::: Data supplied :::

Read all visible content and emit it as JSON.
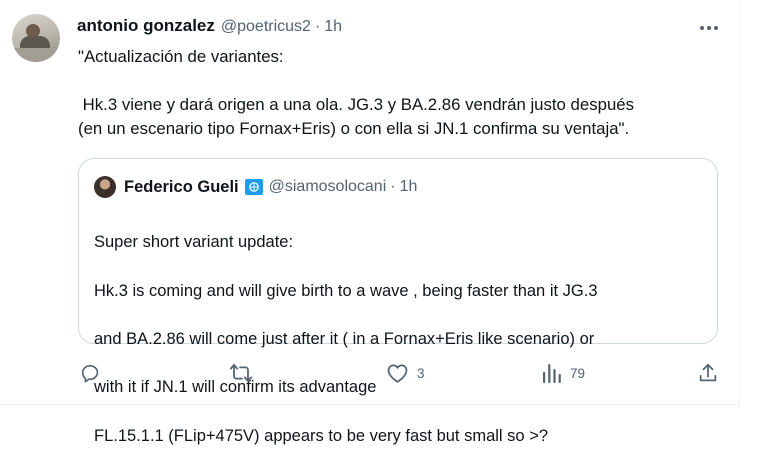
{
  "tweet": {
    "author_name": "antonio gonzalez",
    "author_handle": "@poetricus2",
    "separator": "·",
    "time": "1h",
    "text": "\"Actualización de variantes:\n\n Hk.3 viene y dará origen a una ola. JG.3 y BA.2.86 vendrán justo después\n(en un escenario tipo Fornax+Eris) o con ella si JN.1 confirma su ventaja\"."
  },
  "quote": {
    "author_name": "Federico Gueli",
    "badge_icon": "un-flag-icon",
    "author_handle": "@siamosolocani",
    "separator": "·",
    "time": "1h",
    "lines": [
      "Super short variant update:",
      "Hk.3 is coming and will give birth to a wave , being faster than it JG.3",
      "and BA.2.86 will come just after it ( in a Fornax+Eris like scenario) or",
      "with it if JN.1 will confirm its advantage",
      "FL.15.1.1 (FLip+475V) appears to be very fast but small so >?"
    ]
  },
  "actions": {
    "reply": {
      "icon": "reply-icon",
      "count": ""
    },
    "retweet": {
      "icon": "retweet-icon",
      "count": ""
    },
    "like": {
      "icon": "heart-icon",
      "count": "3"
    },
    "views": {
      "icon": "views-icon",
      "count": "79"
    },
    "share": {
      "icon": "share-icon",
      "count": ""
    }
  },
  "colors": {
    "text": "#0f1419",
    "secondary": "#536471",
    "border": "#cfd9de",
    "badge": "#1d9bf0"
  }
}
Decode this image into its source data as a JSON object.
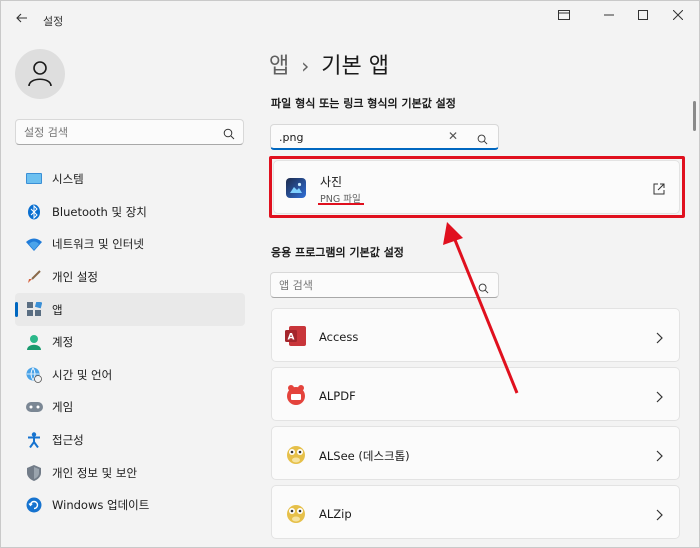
{
  "window": {
    "title": "설정",
    "back_icon": "back-arrow-icon",
    "minimize_icon": "minimize-icon",
    "maximize_icon": "maximize-icon",
    "close_icon": "close-icon",
    "extra_icon": "snap-layout-icon"
  },
  "sidebar": {
    "search_placeholder": "설정 검색",
    "items": [
      {
        "label": "시스템",
        "icon": "monitor-icon",
        "active": false
      },
      {
        "label": "Bluetooth 및 장치",
        "icon": "bluetooth-icon",
        "active": false
      },
      {
        "label": "네트워크 및 인터넷",
        "icon": "wifi-icon",
        "active": false
      },
      {
        "label": "개인 설정",
        "icon": "brush-icon",
        "active": false
      },
      {
        "label": "앱",
        "icon": "apps-icon",
        "active": true
      },
      {
        "label": "계정",
        "icon": "account-icon",
        "active": false
      },
      {
        "label": "시간 및 언어",
        "icon": "globe-clock-icon",
        "active": false
      },
      {
        "label": "게임",
        "icon": "gamepad-icon",
        "active": false
      },
      {
        "label": "접근성",
        "icon": "accessibility-icon",
        "active": false
      },
      {
        "label": "개인 정보 및 보안",
        "icon": "shield-icon",
        "active": false
      },
      {
        "label": "Windows 업데이트",
        "icon": "update-icon",
        "active": false
      }
    ]
  },
  "main": {
    "breadcrumb_root": "앱",
    "breadcrumb_separator": "›",
    "breadcrumb_current": "기본 앱",
    "file_type_section_label": "파일 형식 또는 링크 형식의 기본값 설정",
    "file_type_search_value": ".png",
    "result": {
      "name": "사진",
      "type": "PNG 파일",
      "icon": "photos-app-icon",
      "action_icon": "open-external-icon"
    },
    "apps_section_label": "응용 프로그램의 기본값 설정",
    "app_search_placeholder": "앱 검색",
    "apps": [
      {
        "name": "Access",
        "icon": "access-icon"
      },
      {
        "name": "ALPDF",
        "icon": "alpdf-icon"
      },
      {
        "name": "ALSee (데스크톱)",
        "icon": "alsee-icon"
      },
      {
        "name": "ALZip",
        "icon": "alzip-icon"
      }
    ]
  },
  "colors": {
    "accent": "#0067c0",
    "highlight": "#e0101e",
    "background": "#f3f3f3",
    "card": "#fbfbfb"
  }
}
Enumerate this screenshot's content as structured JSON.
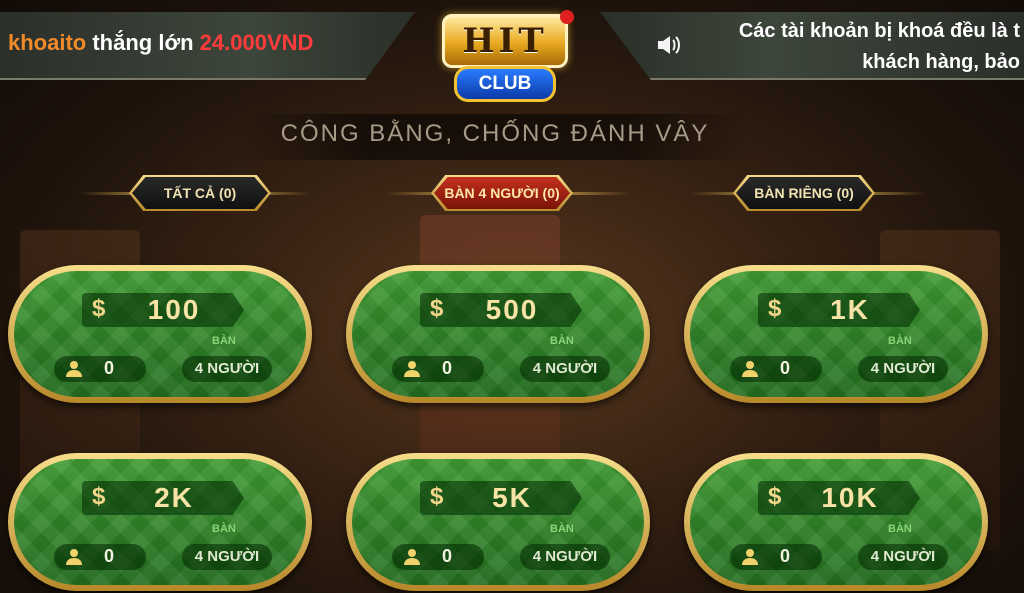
{
  "header": {
    "winner_user": "khoaito",
    "winner_text": "thắng lớn",
    "winner_amount": "24.000VND",
    "notice_line1": "Các tài khoản bị khoá đều là t",
    "notice_line2": "khách hàng, bảo",
    "speaker_icon": "speaker-icon",
    "logo_text": "HIT",
    "logo_sub": "CLUB"
  },
  "subtitle": "CÔNG BẰNG, CHỐNG ĐÁNH VÂY",
  "tabs": [
    {
      "label": "TẤT CẢ (0)",
      "active": false
    },
    {
      "label": "BÀN 4 NGƯỜI (0)",
      "active": true
    },
    {
      "label": "BÀN RIÊNG (0)",
      "active": false
    }
  ],
  "tables": [
    {
      "currency": "$",
      "bet": "100",
      "table_label": "BÀN",
      "players": "0",
      "seats": "4 NGƯỜI"
    },
    {
      "currency": "$",
      "bet": "500",
      "table_label": "BÀN",
      "players": "0",
      "seats": "4 NGƯỜI"
    },
    {
      "currency": "$",
      "bet": "1K",
      "table_label": "BÀN",
      "players": "0",
      "seats": "4 NGƯỜI"
    },
    {
      "currency": "$",
      "bet": "2K",
      "table_label": "BÀN",
      "players": "0",
      "seats": "4 NGƯỜI"
    },
    {
      "currency": "$",
      "bet": "5K",
      "table_label": "BÀN",
      "players": "0",
      "seats": "4 NGƯỜI"
    },
    {
      "currency": "$",
      "bet": "10K",
      "table_label": "BÀN",
      "players": "0",
      "seats": "4 NGƯỜI"
    }
  ],
  "colors": {
    "felt": "#2f8a2a",
    "gold": "#e6bd55",
    "active_tab": "#b02a1a",
    "winner_user": "#f08a2a",
    "winner_amount": "#ff3b3b"
  }
}
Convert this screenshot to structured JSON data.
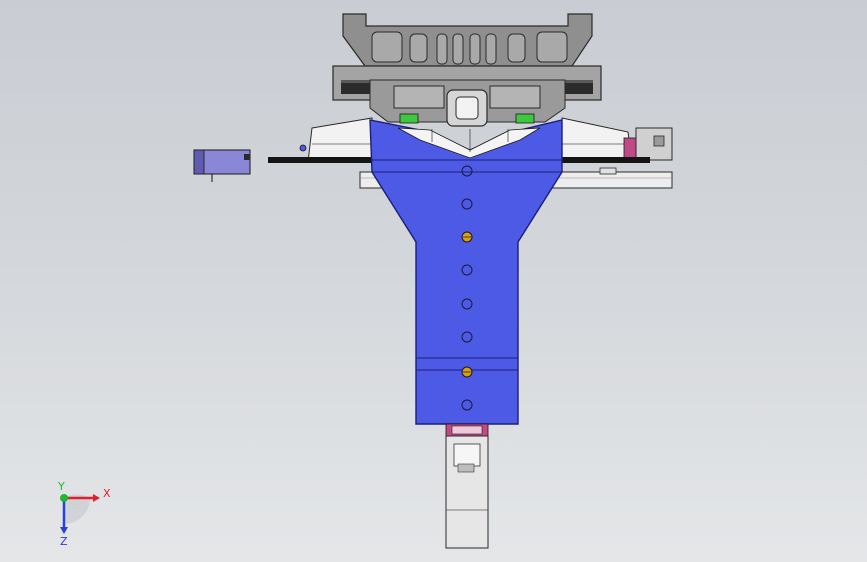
{
  "axes": {
    "x_label": "X",
    "y_label": "Y",
    "z_label": "Z",
    "x_color": "#e0202a",
    "y_color": "#1fb82a",
    "z_color": "#2a3ed8"
  },
  "colors": {
    "background_top": "#c9cdd3",
    "background_bottom": "#e4e6e8",
    "arm_body": "#4d5ae6",
    "arm_outline": "#1a1f7a",
    "frame_gray": "#8e8e8e",
    "plate_white": "#f2f2f2",
    "bolt_gold": "#d4a11c",
    "sensor_purple": "#8a87d6",
    "accent_green": "#3fc83f",
    "accent_pink": "#c04a86",
    "rail_black": "#151515"
  },
  "icons": {
    "triad": "axis-triad-icon"
  }
}
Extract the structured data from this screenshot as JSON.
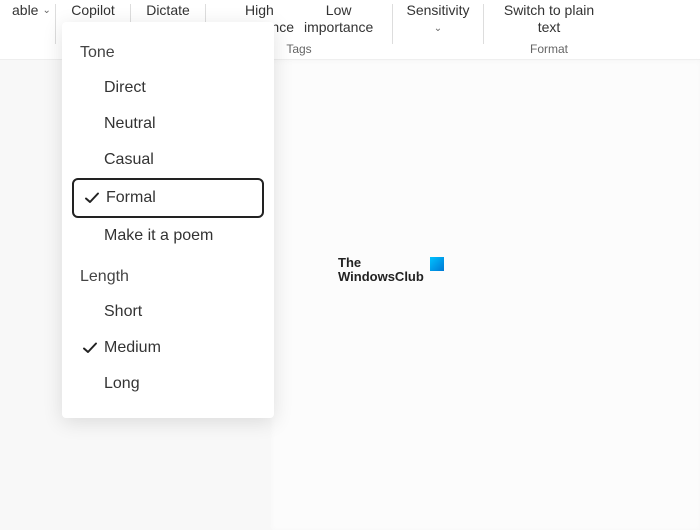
{
  "ribbon": {
    "table": "able",
    "table_chevron": "⌄",
    "copilot": "Copilot",
    "dictate": "Dictate",
    "dictate_chevron": "⌄",
    "high_importance": "High\nimportance",
    "low_importance": "Low\nimportance",
    "sensitivity": "Sensitivity",
    "sensitivity_chevron": "⌄",
    "switch_to_plain": "Switch to plain\ntext",
    "tags_group": "Tags",
    "format_group": "Format"
  },
  "menu": {
    "section_tone": "Tone",
    "tone_items": [
      {
        "label": "Direct",
        "selected": false
      },
      {
        "label": "Neutral",
        "selected": false
      },
      {
        "label": "Casual",
        "selected": false
      },
      {
        "label": "Formal",
        "selected": true,
        "boxed": true
      },
      {
        "label": "Make it a poem",
        "selected": false
      }
    ],
    "section_length": "Length",
    "length_items": [
      {
        "label": "Short",
        "selected": false
      },
      {
        "label": "Medium",
        "selected": true
      },
      {
        "label": "Long",
        "selected": false
      }
    ]
  },
  "watermark": {
    "line1": "The",
    "line2": "WindowsClub"
  }
}
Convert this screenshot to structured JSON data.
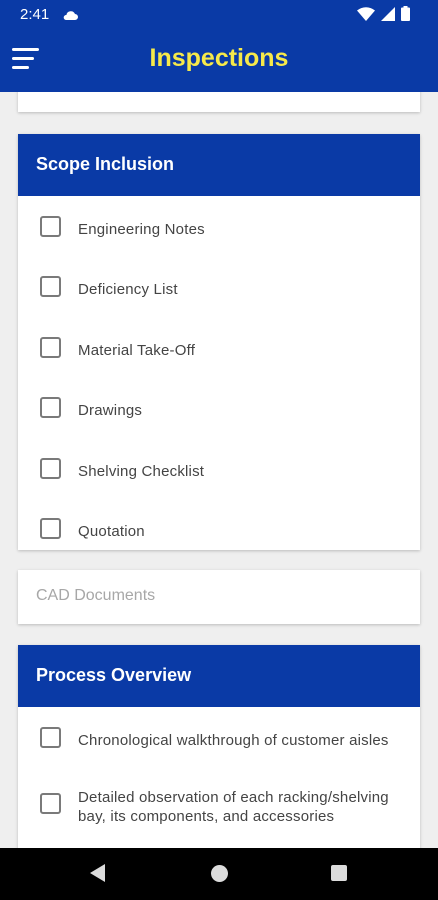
{
  "status_bar": {
    "time": "2:41"
  },
  "app_bar": {
    "title": "Inspections"
  },
  "scope_inclusion": {
    "header": "Scope Inclusion",
    "items": [
      {
        "label": "Engineering Notes",
        "checked": false
      },
      {
        "label": "Deficiency List",
        "checked": false
      },
      {
        "label": "Material Take-Off",
        "checked": false
      },
      {
        "label": "Drawings",
        "checked": false
      },
      {
        "label": "Shelving Checklist",
        "checked": false
      },
      {
        "label": "Quotation",
        "checked": false
      }
    ]
  },
  "cad_documents": {
    "placeholder": "CAD Documents"
  },
  "process_overview": {
    "header": "Process Overview",
    "items": [
      {
        "label": "Chronological walkthrough of customer aisles",
        "checked": false
      },
      {
        "label": "Detailed observation of each racking/shelving bay, its components, and accessories",
        "checked": false
      }
    ]
  },
  "colors": {
    "primary": "#0a3aa6",
    "title_yellow": "#f6e94a"
  },
  "icons": [
    "cloud-icon",
    "wifi-icon",
    "signal-icon",
    "battery-icon",
    "menu-icon",
    "back-icon",
    "home-icon",
    "recents-icon"
  ]
}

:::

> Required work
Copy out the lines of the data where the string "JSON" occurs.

> Response to this task
Read all visible content and emit it as JSON.
Decode this image into its source data as a JSON object.
Enumerate this screenshot's content as structured JSON.
Convert this screenshot to structured JSON data.
Extract the structured data from this screenshot as JSON.
Convert this screenshot to structured JSON data.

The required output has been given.